Are you preparing to remodel your CT kitchen or bathroom? Start by making a budget. A well-thought-out, well-conceived budget will be your guide throughout the remodeling process. Knowing how much money you can afford to spend can help determine the scope of your project, and can help you have productive conversations with contractors before hiring a home remodeling professional. These tips can help you get started making a budget for your kitchen or bathroom remodel in Connecticut.
Creating a Budget
Creating a budget is a multi-step process, and until you sign a contract and start the work, your budget may change as you learn more.
Start by exploring materials, looking at pictures of home improvement projects online, and researching costs quoted online. Doing research can help you create a mental picture of what your final remodel will look like while also helping you gauge the cost. This will help you communicate with contractors, which in turn will give them the information they need to bid on your project.
Get Quotes from Contractors
Meet with at least two or three contractors to get bids for your home improvement project. Meeting with multiple professionals will help you decide whether your ideas for your home improvement project are realistic, and will also help you get a sense of the cost.
Be wary of any contractor with a dramatically low bid. This could be a sign that the contractor is working with inexperienced labor, or that the contractor is unaware of the true cost of the job. At worst, the contractor could be intentionally underbidding with plans to raise the cost after the job gets started.
When meeting with Connecticut remodeling contractors, do the following:
- Check references.
- Check that the contractor is licensed in Connecticut.
- Meet with contractors in person.

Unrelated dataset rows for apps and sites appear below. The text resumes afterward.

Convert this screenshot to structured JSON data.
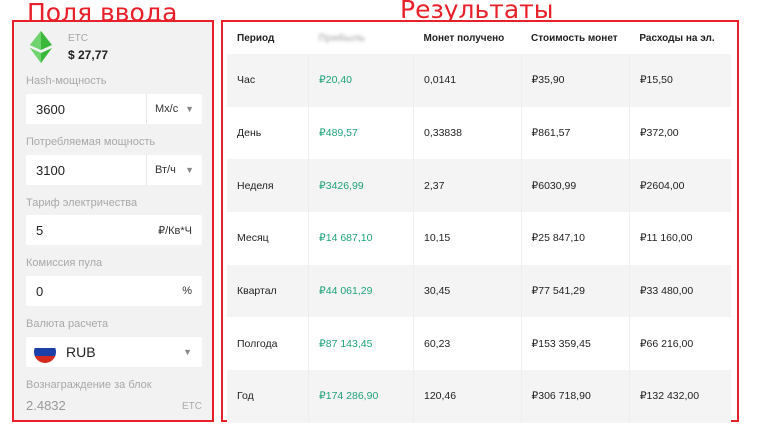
{
  "annotations": {
    "left": "Поля ввода",
    "right": "Результаты"
  },
  "coin": {
    "name": "ETC",
    "price": "$ 27,77",
    "icon": "ethereum-classic-icon",
    "icon_color": "#3ab83a"
  },
  "inputs": {
    "hashrate": {
      "label": "Hash-мощность",
      "value": "3600",
      "unit": "Мх/с"
    },
    "power": {
      "label": "Потребляемая мощность",
      "value": "3100",
      "unit": "Вт/ч"
    },
    "tariff": {
      "label": "Тариф электричества",
      "value": "5",
      "unit": "₽/Кв*Ч"
    },
    "pool_fee": {
      "label": "Комиссия пула",
      "value": "0",
      "unit": "%"
    },
    "currency": {
      "label": "Валюта расчета",
      "value": "RUB",
      "icon": "russia-flag-icon"
    },
    "reward": {
      "label": "Вознаграждение за блок",
      "value": "2.4832",
      "unit": "ETC"
    }
  },
  "results": {
    "headers": [
      "Период",
      "Прибыль",
      "Монет получено",
      "Стоимость монет",
      "Расходы на эл."
    ],
    "rows": [
      {
        "period": "Час",
        "profit": "₽20,40",
        "coins": "0,0141",
        "cost": "₽35,90",
        "expenses": "₽15,50"
      },
      {
        "period": "День",
        "profit": "₽489,57",
        "coins": "0,33838",
        "cost": "₽861,57",
        "expenses": "₽372,00"
      },
      {
        "period": "Неделя",
        "profit": "₽3426,99",
        "coins": "2,37",
        "cost": "₽6030,99",
        "expenses": "₽2604,00"
      },
      {
        "period": "Месяц",
        "profit": "₽14 687,10",
        "coins": "10,15",
        "cost": "₽25 847,10",
        "expenses": "₽11 160,00"
      },
      {
        "period": "Квартал",
        "profit": "₽44 061,29",
        "coins": "30,45",
        "cost": "₽77 541,29",
        "expenses": "₽33 480,00"
      },
      {
        "period": "Полгода",
        "profit": "₽87 143,45",
        "coins": "60,23",
        "cost": "₽153 359,45",
        "expenses": "₽66 216,00"
      },
      {
        "period": "Год",
        "profit": "₽174 286,90",
        "coins": "120,46",
        "cost": "₽306 718,90",
        "expenses": "₽132 432,00"
      }
    ]
  },
  "colors": {
    "annotation": "#e8202a",
    "profit": "#1fa27a",
    "panel_bg": "#f2f2f2"
  }
}
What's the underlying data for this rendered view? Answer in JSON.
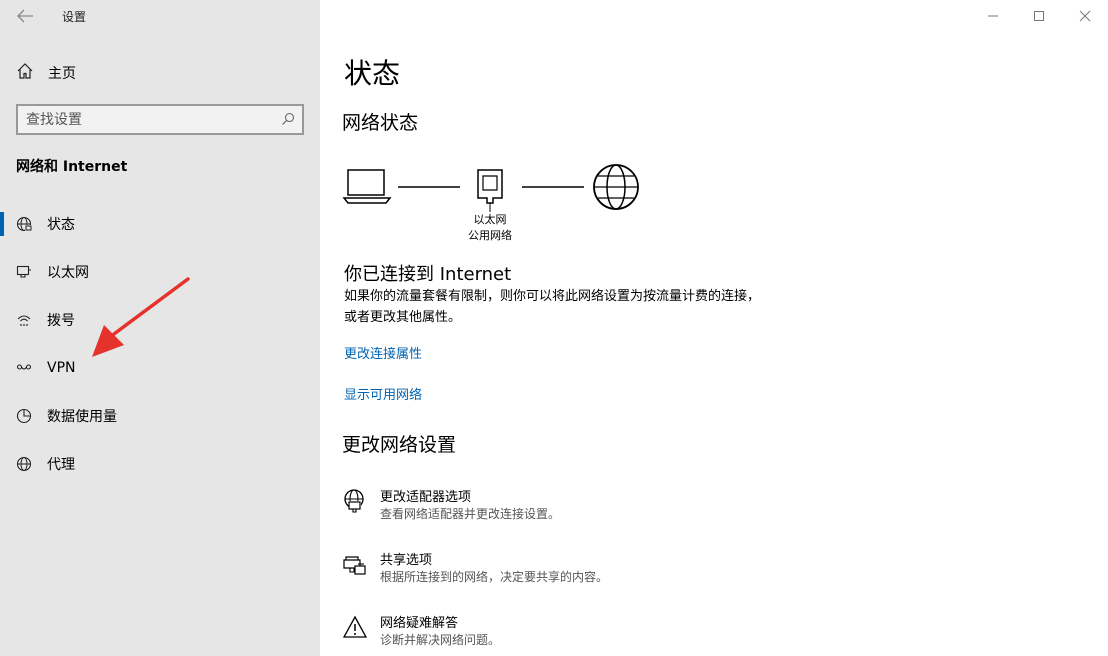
{
  "window": {
    "title": "设置",
    "back_icon": "back-arrow-icon",
    "controls": {
      "minimize": "—",
      "maximize": "☐",
      "close": "✕"
    }
  },
  "sidebar": {
    "home_label": "主页",
    "search_placeholder": "查找设置",
    "section_title": "网络和 Internet",
    "items": [
      {
        "label": "状态",
        "icon": "globe-status-icon",
        "active": true
      },
      {
        "label": "以太网",
        "icon": "ethernet-icon",
        "active": false
      },
      {
        "label": "拨号",
        "icon": "dialup-icon",
        "active": false
      },
      {
        "label": "VPN",
        "icon": "vpn-icon",
        "active": false
      },
      {
        "label": "数据使用量",
        "icon": "data-usage-icon",
        "active": false
      },
      {
        "label": "代理",
        "icon": "globe-icon",
        "active": false
      }
    ]
  },
  "main": {
    "title": "状态",
    "network_status_heading": "网络状态",
    "diagram": {
      "adapter_label": "以太网",
      "network_type": "公用网络"
    },
    "connected_title": "你已连接到 Internet",
    "connected_desc": "如果你的流量套餐有限制，则你可以将此网络设置为按流量计费的连接，或者更改其他属性。",
    "links": {
      "change_props": "更改连接属性",
      "show_networks": "显示可用网络"
    },
    "change_settings_heading": "更改网络设置",
    "options": [
      {
        "title": "更改适配器选项",
        "desc": "查看网络适配器并更改连接设置。",
        "icon": "adapter-icon"
      },
      {
        "title": "共享选项",
        "desc": "根据所连接到的网络，决定要共享的内容。",
        "icon": "sharing-icon"
      },
      {
        "title": "网络疑难解答",
        "desc": "诊断并解决网络问题。",
        "icon": "warning-icon"
      }
    ]
  },
  "colors": {
    "accent": "#0063b1",
    "sidebar_bg": "#e6e6e6",
    "annotation_arrow": "#e5322d"
  }
}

Never hire a contractor who would bid on a job sight-unseen.
Talk to Lenders
Once you have several bids from contractors, talk to lenders to explore financing options, if financing is required to complete your home improvement project.
The HELOC (home equity line of credit) is a popular option for homeowners seeking to remodel their property. The HELOC extends a line of credit to the homeowner, up to 80% of their home's value. A HELOC works like a credit card. You'll charge payments to the HELOC, then pay down the balance when the project is complete.
A home equity loan is another way to borrow money without refinancing your mortgage. With this type of loan, you'll receive a lump sum with fixed payments, which you'll have to repay in a given period.
A personal loan is an unsecured loan with a higher interest rate than a HELOC or home equity loan. This type of loan is an option for homeowners with little home equity but excellent credit overall.
If you have enough cash to pay for your home improvement project out of pocket, then you can skip this step.
Build a Margin of Error Into the Budget
Home improvement projects don't always go as expected. Leave wiggle room in your budget for unexpected repairs or a change in direction, if you decide to alter your design midway through. Many contractors recommend leaving about 10% of your funds available for these "just in case" expenses.
Sticking to Your Budget
Once your budget has been created, it's important to stick to it as much as possible! These tips can help.
Know Your Goals
Make a list of home improvement goals before getting started with your project. Knowing your goals can help you decide which changes are most important, and which changes are unnecessary.
Communicate With Your Contractor
Be clear and upfront with your contractor about how much you can afford to spend. Your contractor will likely have project management software that can help you track the cost. Telling your contractor from the first meeting what you're thinking about spending also gives your contractor a chance to tell you whether your budget is realistic.
Pay Attention to Change Orders
Your contractor should create change orders every time you make a change to your contract. Very likely, those change orders will also include cost information. The change order may even have a running total, so you can get a sense of how much the final bill will be.
Your contractor should require you to sign change orders before making changes to the contract. Pay attention before signing! Authorizing changes without reading could lead to an unpleasant surprise when the project is finished.
Avoid the Temptation to Make Changes
Changes made to the original design after work begins can lead to inflated costs. Don't sign a contract until you're absolutely sure about the design, and avoid making changes to the design if you can help it.
Ready to Get Started with Your Connecticut Home Renovation? Contact Us
If you've made your budget and you're ready to get started with your CT remodeling project, contact Fine Home Contracting. We can help you sketch out the scope of your remodel, or help you decide what is a realistic cost for your upcoming remodel. We prioritize good communication, fine craftsmanship, and good customer service. Call today to make an appointment and discuss the particulars of your upcoming renovation.